Friday Seminar (2 December 2022) Martha Savage (Victoria Univ. Wellington)

Title: What Causes Seismic Anisotropy at Volcanoes and Geothermal Areas, and can it be used for Monitoring?



Seismic anisotropy may reveal the state of stress in the crust, and its temporal changes have been attributed to deformation, seismicity, magmatic activity and geothermal extraction.  We review crustal anisotropy in volcanic and geothermal regions from articles published through the end of 2019.  We provide a database of anisotropy measurements to test hypotheses about the origin of anisotropy and about its utility for monitoring magmatic unrest or geothermal production. The majority of the articles (~100) examined shear-wave splitting, and were about evenly divided between causes related entirely to regional stress, local stress or structure. Delay times (a measure of anisotropy strength) increased with period and with depth in the two sets, but with much scatter.

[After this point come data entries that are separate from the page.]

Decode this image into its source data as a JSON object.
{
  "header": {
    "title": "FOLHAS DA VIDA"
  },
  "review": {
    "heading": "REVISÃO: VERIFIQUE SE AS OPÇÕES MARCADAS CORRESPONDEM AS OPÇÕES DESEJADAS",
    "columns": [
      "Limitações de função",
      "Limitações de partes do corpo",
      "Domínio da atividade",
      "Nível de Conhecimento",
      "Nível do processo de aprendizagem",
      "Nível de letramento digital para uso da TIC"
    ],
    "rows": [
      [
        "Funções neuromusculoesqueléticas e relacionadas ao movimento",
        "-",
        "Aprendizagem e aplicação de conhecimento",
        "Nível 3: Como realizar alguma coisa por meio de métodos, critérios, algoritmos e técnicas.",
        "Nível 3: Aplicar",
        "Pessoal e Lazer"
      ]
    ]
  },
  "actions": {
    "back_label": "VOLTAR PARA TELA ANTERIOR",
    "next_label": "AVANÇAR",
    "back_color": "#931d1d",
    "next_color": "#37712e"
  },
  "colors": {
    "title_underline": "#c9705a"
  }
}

Time variations in shear wave splitting were examined in 29 studies, but few of these presented statistical tests.  Changes were reported in delay times and fast azimuths, and were mostly reported to vary with the occurrence of eruptions or intrusions, seismicity or tremor rate changes, or deformation changes such as GNSS, tilt or strain measurements There is a clear need for studies that examine statistical relationships between anisotropy and other parameters to test monitoring capabilities.